The story says that the machine has been in place for about two years, and its existence wasn’t widely known until recently. The U.S. Food and Drug Administration is contacting state officials and the university to gather facts, agency spokeswoman Stephanie Yao said Tuesday.
According to the AP, the FDA’s sudden interest took place amid a furor over religious rights and access to birth control. An official resigned from the nation’s largest breast cancer charity Tuesday over Planned Parenthood funding, and Republican presidential candidates attacked the Obama administration for a recent ruling requiring church-affiliated employers to provide birth control.
Consumers have long been able to insert a few coins for the likes of aspirin, ibuprofen, antacids and other common over-the-counter remedies. But some experts see a worrisome trend in making drugs like Plan B, which is kept behind the pharmacy counter, available in a vending machine, it said.
Alexandra Stern, a professor of the history of medicine at the University of Michigan, said she wasn’t questioning a woman’s right to have access to Plan B, but whether making it so easily available is a good idea.
“Perhaps it is personalized medicine taken too far,” she said. “It’s part of the general trend that drugs are available for consumers without interface with a pharmacist or doctors. This trend has serious pitfalls.”
I agree. I am all for individual rights, blah, blah, blah. But if it were your daughter, would you have her self-medicate and treat via a vending machine? Or would you prefer that she see her doctor?
If my daughter had any doubts about getting pregnant, that would be her decision and I wouldn’t impose my opinions on her. But what I would impose on her would be the advice to see a doctor. And if she in fact were the victim of a sexual assault, see the police. The last thing I would want her doing is making a brightly-lit vending machine her physician.
We are living in a world where you can get access to just about anything you want or need whether it’s by way of vending machines, cell phone apps or the like.

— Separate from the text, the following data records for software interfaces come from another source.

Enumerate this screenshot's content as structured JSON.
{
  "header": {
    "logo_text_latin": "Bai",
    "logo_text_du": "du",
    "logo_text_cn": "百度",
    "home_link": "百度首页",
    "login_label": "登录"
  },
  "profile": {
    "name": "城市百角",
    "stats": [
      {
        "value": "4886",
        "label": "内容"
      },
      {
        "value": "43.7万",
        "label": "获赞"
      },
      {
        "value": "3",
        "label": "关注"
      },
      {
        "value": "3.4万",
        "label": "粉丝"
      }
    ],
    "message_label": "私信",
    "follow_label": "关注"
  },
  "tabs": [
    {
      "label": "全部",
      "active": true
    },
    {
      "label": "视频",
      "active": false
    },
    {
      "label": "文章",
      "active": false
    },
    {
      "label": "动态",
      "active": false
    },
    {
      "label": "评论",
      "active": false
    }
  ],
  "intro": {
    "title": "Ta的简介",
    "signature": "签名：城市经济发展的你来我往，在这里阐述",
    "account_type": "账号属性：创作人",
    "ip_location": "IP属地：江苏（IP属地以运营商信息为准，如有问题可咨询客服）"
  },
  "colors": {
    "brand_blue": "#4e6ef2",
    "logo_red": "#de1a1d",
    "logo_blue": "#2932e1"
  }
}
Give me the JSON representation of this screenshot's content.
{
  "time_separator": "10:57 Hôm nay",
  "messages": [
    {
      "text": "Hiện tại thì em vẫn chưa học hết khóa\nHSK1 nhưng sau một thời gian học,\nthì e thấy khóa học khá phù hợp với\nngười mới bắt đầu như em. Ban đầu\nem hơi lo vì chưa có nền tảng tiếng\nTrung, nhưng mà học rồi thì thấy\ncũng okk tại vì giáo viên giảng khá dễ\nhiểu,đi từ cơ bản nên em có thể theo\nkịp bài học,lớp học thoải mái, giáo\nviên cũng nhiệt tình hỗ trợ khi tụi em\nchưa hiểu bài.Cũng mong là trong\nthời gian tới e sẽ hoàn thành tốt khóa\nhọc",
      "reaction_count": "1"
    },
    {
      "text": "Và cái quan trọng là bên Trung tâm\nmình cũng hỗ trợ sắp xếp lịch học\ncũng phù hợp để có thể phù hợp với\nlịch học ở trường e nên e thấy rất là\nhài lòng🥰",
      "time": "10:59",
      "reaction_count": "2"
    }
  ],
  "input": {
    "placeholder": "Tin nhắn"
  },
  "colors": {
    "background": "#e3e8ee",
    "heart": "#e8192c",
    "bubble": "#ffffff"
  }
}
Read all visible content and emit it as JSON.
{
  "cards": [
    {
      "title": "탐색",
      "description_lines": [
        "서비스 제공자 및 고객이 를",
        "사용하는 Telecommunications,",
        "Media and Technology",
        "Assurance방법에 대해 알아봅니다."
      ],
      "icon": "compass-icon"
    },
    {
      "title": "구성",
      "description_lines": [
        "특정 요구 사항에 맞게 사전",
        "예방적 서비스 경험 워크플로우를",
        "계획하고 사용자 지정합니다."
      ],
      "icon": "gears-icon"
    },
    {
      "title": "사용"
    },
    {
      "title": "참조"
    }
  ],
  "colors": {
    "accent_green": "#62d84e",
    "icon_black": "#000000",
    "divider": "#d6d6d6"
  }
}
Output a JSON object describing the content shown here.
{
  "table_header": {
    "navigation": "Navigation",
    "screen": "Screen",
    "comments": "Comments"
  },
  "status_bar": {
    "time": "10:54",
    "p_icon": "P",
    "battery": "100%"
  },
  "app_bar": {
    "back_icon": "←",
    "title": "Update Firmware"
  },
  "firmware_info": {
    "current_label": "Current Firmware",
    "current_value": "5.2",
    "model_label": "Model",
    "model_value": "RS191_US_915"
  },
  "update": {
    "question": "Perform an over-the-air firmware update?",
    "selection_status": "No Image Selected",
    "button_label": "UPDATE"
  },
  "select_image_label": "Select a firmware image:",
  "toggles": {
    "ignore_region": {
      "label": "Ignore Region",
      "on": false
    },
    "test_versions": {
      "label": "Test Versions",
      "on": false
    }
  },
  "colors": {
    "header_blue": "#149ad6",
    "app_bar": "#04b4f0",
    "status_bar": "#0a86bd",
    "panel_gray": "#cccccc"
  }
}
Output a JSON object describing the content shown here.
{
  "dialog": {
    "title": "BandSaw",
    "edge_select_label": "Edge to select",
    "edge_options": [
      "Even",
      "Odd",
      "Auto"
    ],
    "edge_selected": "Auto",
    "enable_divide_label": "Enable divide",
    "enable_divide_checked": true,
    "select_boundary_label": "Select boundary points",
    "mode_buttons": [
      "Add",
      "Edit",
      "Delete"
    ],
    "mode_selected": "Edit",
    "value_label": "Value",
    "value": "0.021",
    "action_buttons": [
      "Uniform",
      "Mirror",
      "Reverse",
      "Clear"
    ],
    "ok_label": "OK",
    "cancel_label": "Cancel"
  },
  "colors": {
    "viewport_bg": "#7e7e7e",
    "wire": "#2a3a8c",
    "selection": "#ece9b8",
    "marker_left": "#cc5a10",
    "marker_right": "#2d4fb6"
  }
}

I think this has probably gone too far.
And this isn’t a pro-life, pro-abortion or really any stance like that at all. It’s a common sense stance where I just want to see young women consult professionals like their doctors.
And of course now the government and all the agencies will jump into the matter. Sounds to me like someone should have thought of this before allowing such powerful medications into the same machines that kick out snacks, aspirin or a bottle of Pepsi…
— Andy Hachadorian